*Task input*.
──────────────────────────────

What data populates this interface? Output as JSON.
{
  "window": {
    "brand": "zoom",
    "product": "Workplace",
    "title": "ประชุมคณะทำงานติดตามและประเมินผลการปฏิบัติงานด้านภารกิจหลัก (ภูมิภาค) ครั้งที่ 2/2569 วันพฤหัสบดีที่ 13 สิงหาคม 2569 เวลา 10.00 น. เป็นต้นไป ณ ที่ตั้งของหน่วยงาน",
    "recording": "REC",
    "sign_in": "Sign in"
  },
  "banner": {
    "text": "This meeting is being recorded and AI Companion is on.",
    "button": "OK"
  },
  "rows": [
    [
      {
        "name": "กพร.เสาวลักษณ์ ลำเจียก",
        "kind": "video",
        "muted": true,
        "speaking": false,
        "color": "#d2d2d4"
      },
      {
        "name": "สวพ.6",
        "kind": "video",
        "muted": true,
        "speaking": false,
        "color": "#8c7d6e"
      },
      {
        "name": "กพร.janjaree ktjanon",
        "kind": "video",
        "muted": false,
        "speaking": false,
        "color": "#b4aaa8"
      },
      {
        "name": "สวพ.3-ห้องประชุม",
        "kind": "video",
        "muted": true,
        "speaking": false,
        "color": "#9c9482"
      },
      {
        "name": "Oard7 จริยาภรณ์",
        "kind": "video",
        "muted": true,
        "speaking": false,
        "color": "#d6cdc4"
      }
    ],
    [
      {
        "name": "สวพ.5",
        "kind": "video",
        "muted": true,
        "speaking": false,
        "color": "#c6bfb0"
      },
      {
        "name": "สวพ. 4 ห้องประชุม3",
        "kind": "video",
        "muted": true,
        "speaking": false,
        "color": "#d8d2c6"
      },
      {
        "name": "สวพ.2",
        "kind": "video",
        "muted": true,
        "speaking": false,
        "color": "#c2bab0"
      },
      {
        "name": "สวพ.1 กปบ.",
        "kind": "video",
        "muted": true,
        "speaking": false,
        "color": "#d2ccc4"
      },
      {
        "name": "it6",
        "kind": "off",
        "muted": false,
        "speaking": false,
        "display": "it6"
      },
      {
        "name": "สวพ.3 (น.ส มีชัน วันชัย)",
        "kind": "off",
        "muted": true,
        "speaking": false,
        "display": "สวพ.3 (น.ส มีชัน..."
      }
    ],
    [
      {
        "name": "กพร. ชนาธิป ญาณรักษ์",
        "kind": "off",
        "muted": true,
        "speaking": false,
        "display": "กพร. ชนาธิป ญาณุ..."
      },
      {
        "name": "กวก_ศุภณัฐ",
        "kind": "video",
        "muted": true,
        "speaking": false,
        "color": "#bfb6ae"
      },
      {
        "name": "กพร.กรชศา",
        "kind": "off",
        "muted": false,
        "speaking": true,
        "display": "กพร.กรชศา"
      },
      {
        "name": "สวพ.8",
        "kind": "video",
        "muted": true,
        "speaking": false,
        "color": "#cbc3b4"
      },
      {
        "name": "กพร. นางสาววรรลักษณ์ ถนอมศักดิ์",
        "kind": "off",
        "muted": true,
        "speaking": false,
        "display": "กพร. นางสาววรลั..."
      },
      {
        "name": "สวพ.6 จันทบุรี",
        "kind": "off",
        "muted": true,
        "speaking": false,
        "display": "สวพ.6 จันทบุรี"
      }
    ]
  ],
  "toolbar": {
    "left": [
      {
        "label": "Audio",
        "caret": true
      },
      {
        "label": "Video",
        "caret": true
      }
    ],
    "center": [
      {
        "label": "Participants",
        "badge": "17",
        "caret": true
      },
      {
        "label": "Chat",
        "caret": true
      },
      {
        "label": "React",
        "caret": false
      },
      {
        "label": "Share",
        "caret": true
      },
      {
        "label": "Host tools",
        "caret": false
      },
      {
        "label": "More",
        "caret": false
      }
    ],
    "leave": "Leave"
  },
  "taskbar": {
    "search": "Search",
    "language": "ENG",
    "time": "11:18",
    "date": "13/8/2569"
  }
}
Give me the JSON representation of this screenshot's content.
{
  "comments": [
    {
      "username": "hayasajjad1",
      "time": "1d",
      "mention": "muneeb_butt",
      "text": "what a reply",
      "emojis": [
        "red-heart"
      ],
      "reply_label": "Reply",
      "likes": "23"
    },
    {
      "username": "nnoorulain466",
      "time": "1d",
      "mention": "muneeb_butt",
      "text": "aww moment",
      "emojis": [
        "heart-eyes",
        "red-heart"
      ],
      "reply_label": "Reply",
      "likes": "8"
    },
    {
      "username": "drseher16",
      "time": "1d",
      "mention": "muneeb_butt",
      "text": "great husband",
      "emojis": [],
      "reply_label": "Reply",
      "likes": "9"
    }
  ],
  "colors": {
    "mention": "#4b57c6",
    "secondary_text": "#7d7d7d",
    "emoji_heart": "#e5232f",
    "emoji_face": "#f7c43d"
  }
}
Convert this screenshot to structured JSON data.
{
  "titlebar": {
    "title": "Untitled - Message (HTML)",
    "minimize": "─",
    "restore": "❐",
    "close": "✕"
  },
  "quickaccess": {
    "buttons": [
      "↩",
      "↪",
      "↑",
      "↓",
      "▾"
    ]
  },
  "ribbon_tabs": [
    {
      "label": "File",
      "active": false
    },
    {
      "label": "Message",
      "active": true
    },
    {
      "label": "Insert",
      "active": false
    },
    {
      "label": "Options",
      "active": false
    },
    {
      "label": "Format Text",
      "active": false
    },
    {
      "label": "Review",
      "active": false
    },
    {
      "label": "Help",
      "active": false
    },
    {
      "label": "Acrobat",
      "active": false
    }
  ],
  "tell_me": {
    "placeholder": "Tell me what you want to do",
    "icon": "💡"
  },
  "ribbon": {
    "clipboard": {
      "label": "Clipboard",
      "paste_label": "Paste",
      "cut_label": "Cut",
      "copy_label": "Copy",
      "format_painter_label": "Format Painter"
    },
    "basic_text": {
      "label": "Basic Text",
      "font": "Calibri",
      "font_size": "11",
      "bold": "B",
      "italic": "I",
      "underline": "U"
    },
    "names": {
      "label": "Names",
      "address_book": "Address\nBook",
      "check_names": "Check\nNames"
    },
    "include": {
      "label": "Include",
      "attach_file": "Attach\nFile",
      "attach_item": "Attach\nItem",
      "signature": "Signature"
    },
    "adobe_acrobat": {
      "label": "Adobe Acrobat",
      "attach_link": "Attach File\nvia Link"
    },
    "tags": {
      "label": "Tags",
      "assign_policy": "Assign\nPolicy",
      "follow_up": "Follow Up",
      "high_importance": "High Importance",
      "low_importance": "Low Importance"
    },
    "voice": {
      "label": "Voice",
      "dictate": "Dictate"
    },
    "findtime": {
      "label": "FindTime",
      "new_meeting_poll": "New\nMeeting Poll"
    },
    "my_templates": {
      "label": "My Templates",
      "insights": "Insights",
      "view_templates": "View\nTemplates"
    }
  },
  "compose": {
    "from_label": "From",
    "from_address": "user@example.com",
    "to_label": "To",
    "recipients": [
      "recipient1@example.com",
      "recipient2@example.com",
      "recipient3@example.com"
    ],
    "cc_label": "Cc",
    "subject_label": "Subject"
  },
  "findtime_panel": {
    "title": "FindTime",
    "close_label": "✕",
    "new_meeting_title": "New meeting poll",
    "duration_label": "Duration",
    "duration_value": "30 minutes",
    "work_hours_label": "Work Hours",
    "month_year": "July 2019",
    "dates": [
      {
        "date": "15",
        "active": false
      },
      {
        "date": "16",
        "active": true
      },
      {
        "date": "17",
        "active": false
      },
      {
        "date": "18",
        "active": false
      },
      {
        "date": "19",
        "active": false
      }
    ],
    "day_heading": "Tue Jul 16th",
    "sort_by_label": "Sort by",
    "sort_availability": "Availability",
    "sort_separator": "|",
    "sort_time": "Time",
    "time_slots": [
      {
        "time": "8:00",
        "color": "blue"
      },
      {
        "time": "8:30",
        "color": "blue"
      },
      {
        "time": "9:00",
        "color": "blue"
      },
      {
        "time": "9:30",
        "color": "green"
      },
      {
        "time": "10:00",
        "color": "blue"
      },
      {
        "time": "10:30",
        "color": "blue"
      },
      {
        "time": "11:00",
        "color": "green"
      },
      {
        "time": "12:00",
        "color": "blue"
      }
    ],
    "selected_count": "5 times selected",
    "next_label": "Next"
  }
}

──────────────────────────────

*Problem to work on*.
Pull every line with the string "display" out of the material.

*Response to the exercise*.
        "display": "it6"
        "display": "สวพ.3 (น.ส มีชัน..."
        "display": "กพร. ชนาธิป ญาณุ..."
        "display": "กพร.กรชศา"
        "display": "กพร. นางสาววรลั..."
        "display": "สวพ.6 จันทบุรี"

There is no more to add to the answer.